Extracted data:

········

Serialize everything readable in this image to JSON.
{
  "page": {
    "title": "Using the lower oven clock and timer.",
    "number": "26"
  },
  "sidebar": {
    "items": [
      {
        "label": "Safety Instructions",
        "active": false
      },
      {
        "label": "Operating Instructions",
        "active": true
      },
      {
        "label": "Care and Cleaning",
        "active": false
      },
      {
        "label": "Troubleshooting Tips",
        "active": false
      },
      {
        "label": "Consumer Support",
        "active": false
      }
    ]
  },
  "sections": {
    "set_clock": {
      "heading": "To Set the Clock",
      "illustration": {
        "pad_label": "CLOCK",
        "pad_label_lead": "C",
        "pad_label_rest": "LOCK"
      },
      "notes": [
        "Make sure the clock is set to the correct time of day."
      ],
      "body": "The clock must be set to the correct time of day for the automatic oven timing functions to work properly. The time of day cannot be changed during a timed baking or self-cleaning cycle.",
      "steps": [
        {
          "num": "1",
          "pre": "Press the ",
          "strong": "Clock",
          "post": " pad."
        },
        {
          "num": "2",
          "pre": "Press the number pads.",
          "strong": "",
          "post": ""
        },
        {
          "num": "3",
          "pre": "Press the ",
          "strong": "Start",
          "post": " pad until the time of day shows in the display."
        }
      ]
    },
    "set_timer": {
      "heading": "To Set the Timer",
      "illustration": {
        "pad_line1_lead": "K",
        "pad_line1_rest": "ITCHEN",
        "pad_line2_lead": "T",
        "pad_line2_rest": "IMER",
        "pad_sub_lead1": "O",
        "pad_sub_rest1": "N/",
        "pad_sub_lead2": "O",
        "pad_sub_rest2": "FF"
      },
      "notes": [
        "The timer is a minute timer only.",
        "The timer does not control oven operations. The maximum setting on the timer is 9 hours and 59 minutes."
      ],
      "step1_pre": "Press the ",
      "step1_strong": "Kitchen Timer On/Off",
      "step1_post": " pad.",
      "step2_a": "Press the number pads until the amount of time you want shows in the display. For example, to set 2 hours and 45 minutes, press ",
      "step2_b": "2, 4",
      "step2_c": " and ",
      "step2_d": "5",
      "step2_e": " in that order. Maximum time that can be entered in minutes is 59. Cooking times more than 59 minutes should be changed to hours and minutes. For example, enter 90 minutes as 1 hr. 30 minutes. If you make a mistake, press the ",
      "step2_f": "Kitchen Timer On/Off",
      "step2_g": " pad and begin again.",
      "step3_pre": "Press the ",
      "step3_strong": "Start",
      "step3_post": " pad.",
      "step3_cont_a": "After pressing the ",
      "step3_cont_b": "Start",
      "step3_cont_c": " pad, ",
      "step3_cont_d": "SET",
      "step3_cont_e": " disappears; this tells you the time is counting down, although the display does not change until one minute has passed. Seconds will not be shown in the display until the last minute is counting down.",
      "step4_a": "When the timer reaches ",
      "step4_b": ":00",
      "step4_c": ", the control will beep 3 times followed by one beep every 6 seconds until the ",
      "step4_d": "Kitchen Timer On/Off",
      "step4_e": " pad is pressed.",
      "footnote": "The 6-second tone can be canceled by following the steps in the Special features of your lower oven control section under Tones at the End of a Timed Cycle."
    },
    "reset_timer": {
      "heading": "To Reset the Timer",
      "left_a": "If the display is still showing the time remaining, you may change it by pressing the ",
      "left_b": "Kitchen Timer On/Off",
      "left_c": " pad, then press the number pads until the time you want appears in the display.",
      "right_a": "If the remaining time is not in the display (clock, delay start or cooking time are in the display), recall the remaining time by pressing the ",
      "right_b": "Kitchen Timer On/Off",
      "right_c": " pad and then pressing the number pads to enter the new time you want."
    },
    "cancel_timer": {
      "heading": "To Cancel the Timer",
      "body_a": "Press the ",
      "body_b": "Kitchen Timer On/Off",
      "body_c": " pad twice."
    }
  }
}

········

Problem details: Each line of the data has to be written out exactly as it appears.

Answer:
Serialize everything readable in this image to JSON.
{
  "page": {
    "title": "Using the lower oven clock and timer.",
    "number": "26"
  },
  "sidebar": {
    "items": [
      {
        "label": "Safety Instructions",
        "active": false
      },
      {
        "label": "Operating Instructions",
        "active": true
      },
      {
        "label": "Care and Cleaning",
        "active": false
      },
      {
        "label": "Troubleshooting Tips",
        "active": false
      },
      {
        "label": "Consumer Support",
        "active": false
      }
    ]
  },
  "sections": {
    "set_clock": {
      "heading": "To Set the Clock",
      "illustration": {
        "pad_label": "CLOCK",
        "pad_label_lead": "C",
        "pad_label_rest": "LOCK"
      },
      "notes": [
        "Make sure the clock is set to the correct time of day."
      ],
      "body": "The clock must be set to the correct time of day for the automatic oven timing functions to work properly. The time of day cannot be changed during a timed baking or self-cleaning cycle.",
      "steps": [
        {
          "num": "1",
          "pre": "Press the ",
          "strong": "Clock",
          "post": " pad."
        },
        {
          "num": "2",
          "pre": "Press the number pads.",
          "strong": "",
          "post": ""
        },
        {
          "num": "3",
          "pre": "Press the ",
          "strong": "Start",
          "post": " pad until the time of day shows in the display."
        }
      ]
    },
    "set_timer": {
      "heading": "To Set the Timer",
      "illustration": {
        "pad_line1_lead": "K",
        "pad_line1_rest": "ITCHEN",
        "pad_line2_lead": "T",
        "pad_line2_rest": "IMER",
        "pad_sub_lead1": "O",
        "pad_sub_rest1": "N/",
        "pad_sub_lead2": "O",
        "pad_sub_rest2": "FF"
      },
      "notes": [
        "The timer is a minute timer only.",
        "The timer does not control oven operations. The maximum setting on the timer is 9 hours and 59 minutes."
      ],
      "step1_pre": "Press the ",
      "step1_strong": "Kitchen Timer On/Off",
      "step1_post": " pad.",
      "step2_a": "Press the number pads until the amount of time you want shows in the display. For example, to set 2 hours and 45 minutes, press ",
      "step2_b": "2, 4",
      "step2_c": " and ",
      "step2_d": "5",
      "step2_e": " in that order. Maximum time that can be entered in minutes is 59. Cooking times more than 59 minutes should be changed to hours and minutes. For example, enter 90 minutes as 1 hr. 30 minutes. If you make a mistake, press the ",
      "step2_f": "Kitchen Timer On/Off",
      "step2_g": " pad and begin again.",
      "step3_pre": "Press the ",
      "step3_strong": "Start",
      "step3_post": " pad.",
      "step3_cont_a": "After pressing the ",
      "step3_cont_b": "Start",
      "step3_cont_c": " pad, ",
      "step3_cont_d": "SET",
      "step3_cont_e": " disappears; this tells you the time is counting down, although the display does not change until one minute has passed. Seconds will not be shown in the display until the last minute is counting down.",
      "step4_a": "When the timer reaches ",
      "step4_b": ":00",
      "step4_c": ", the control will beep 3 times followed by one beep every 6 seconds until the ",
      "step4_d": "Kitchen Timer On/Off",
      "step4_e": " pad is pressed.",
      "footnote": "The 6-second tone can be canceled by following the steps in the Special features of your lower oven control section under Tones at the End of a Timed Cycle."
    },
    "reset_timer": {
      "heading": "To Reset the Timer",
      "left_a": "If the display is still showing the time remaining, you may change it by pressing the ",
      "left_b": "Kitchen Timer On/Off",
      "left_c": " pad, then press the number pads until the time you want appears in the display.",
      "right_a": "If the remaining time is not in the display (clock, delay start or cooking time are in the display), recall the remaining time by pressing the ",
      "right_b": "Kitchen Timer On/Off",
      "right_c": " pad and then pressing the number pads to enter the new time you want."
    },
    "cancel_timer": {
      "heading": "To Cancel the Timer",
      "body_a": "Press the ",
      "body_b": "Kitchen Timer On/Off",
      "body_c": " pad twice."
    }
  }
}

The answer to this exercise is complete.